(Records from a data collection)
• • •

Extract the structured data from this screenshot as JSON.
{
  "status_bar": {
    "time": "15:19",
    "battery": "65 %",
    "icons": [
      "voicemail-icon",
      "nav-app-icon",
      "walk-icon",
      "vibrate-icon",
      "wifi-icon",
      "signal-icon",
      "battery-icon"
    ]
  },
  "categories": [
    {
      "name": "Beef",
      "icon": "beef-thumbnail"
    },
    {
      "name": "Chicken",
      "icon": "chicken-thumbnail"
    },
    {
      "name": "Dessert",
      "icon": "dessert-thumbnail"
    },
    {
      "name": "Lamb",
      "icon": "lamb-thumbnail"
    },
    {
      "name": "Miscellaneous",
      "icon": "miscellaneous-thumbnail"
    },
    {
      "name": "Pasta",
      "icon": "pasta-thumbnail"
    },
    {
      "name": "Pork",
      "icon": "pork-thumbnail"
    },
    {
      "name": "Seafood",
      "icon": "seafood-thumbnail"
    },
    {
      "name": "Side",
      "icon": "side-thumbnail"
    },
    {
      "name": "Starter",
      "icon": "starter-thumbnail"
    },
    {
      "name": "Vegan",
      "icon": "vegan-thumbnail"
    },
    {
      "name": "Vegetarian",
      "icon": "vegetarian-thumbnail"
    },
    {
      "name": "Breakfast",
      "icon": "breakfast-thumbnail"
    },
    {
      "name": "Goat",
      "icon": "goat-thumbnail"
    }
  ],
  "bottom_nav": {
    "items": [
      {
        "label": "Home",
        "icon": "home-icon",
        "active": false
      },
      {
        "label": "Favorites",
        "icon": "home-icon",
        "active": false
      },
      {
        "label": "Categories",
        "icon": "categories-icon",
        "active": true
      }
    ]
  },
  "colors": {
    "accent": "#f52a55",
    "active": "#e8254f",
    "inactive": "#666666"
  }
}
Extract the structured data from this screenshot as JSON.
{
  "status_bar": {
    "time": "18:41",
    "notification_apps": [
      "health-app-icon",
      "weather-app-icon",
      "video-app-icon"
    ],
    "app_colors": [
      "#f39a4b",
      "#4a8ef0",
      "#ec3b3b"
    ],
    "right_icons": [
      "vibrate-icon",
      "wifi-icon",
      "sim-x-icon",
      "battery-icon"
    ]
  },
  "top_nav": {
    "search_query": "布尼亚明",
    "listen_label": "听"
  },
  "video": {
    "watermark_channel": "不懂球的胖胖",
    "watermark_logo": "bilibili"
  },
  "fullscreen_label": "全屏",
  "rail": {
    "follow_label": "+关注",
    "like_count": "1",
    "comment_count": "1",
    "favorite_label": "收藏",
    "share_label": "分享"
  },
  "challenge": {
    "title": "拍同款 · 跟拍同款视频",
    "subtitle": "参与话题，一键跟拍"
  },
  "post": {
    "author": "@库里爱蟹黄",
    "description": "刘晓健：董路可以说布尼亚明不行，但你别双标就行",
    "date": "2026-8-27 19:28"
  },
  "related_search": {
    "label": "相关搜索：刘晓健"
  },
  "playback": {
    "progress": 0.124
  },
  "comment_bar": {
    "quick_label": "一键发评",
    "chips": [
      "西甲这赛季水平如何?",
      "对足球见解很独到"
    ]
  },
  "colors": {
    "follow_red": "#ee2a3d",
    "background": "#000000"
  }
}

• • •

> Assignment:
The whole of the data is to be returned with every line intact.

> Output below:
Extract the structured data from this screenshot as JSON.
{
  "status_bar": {
    "time": "15:19",
    "battery": "65 %",
    "icons": [
      "voicemail-icon",
      "nav-app-icon",
      "walk-icon",
      "vibrate-icon",
      "wifi-icon",
      "signal-icon",
      "battery-icon"
    ]
  },
  "categories": [
    {
      "name": "Beef",
      "icon": "beef-thumbnail"
    },
    {
      "name": "Chicken",
      "icon": "chicken-thumbnail"
    },
    {
      "name": "Dessert",
      "icon": "dessert-thumbnail"
    },
    {
      "name": "Lamb",
      "icon": "lamb-thumbnail"
    },
    {
      "name": "Miscellaneous",
      "icon": "miscellaneous-thumbnail"
    },
    {
      "name": "Pasta",
      "icon": "pasta-thumbnail"
    },
    {
      "name": "Pork",
      "icon": "pork-thumbnail"
    },
    {
      "name": "Seafood",
      "icon": "seafood-thumbnail"
    },
    {
      "name": "Side",
      "icon": "side-thumbnail"
    },
    {
      "name": "Starter",
      "icon": "starter-thumbnail"
    },
    {
      "name": "Vegan",
      "icon": "vegan-thumbnail"
    },
    {
      "name": "Vegetarian",
      "icon": "vegetarian-thumbnail"
    },
    {
      "name": "Breakfast",
      "icon": "breakfast-thumbnail"
    },
    {
      "name": "Goat",
      "icon": "goat-thumbnail"
    }
  ],
  "bottom_nav": {
    "items": [
      {
        "label": "Home",
        "icon": "home-icon",
        "active": false
      },
      {
        "label": "Favorites",
        "icon": "home-icon",
        "active": false
      },
      {
        "label": "Categories",
        "icon": "categories-icon",
        "active": true
      }
    ]
  },
  "colors": {
    "accent": "#f52a55",
    "active": "#e8254f",
    "inactive": "#666666"
  }
}
Extract the structured data from this screenshot as JSON.
{
  "status_bar": {
    "time": "18:41",
    "notification_apps": [
      "health-app-icon",
      "weather-app-icon",
      "video-app-icon"
    ],
    "app_colors": [
      "#f39a4b",
      "#4a8ef0",
      "#ec3b3b"
    ],
    "right_icons": [
      "vibrate-icon",
      "wifi-icon",
      "sim-x-icon",
      "battery-icon"
    ]
  },
  "top_nav": {
    "search_query": "布尼亚明",
    "listen_label": "听"
  },
  "video": {
    "watermark_channel": "不懂球的胖胖",
    "watermark_logo": "bilibili"
  },
  "fullscreen_label": "全屏",
  "rail": {
    "follow_label": "+关注",
    "like_count": "1",
    "comment_count": "1",
    "favorite_label": "收藏",
    "share_label": "分享"
  },
  "challenge": {
    "title": "拍同款 · 跟拍同款视频",
    "subtitle": "参与话题，一键跟拍"
  },
  "post": {
    "author": "@库里爱蟹黄",
    "description": "刘晓健：董路可以说布尼亚明不行，但你别双标就行",
    "date": "2026-8-27 19:28"
  },
  "related_search": {
    "label": "相关搜索：刘晓健"
  },
  "playback": {
    "progress": 0.124
  },
  "comment_bar": {
    "quick_label": "一键发评",
    "chips": [
      "西甲这赛季水平如何?",
      "对足球见解很独到"
    ]
  },
  "colors": {
    "follow_red": "#ee2a3d",
    "background": "#000000"
  }
}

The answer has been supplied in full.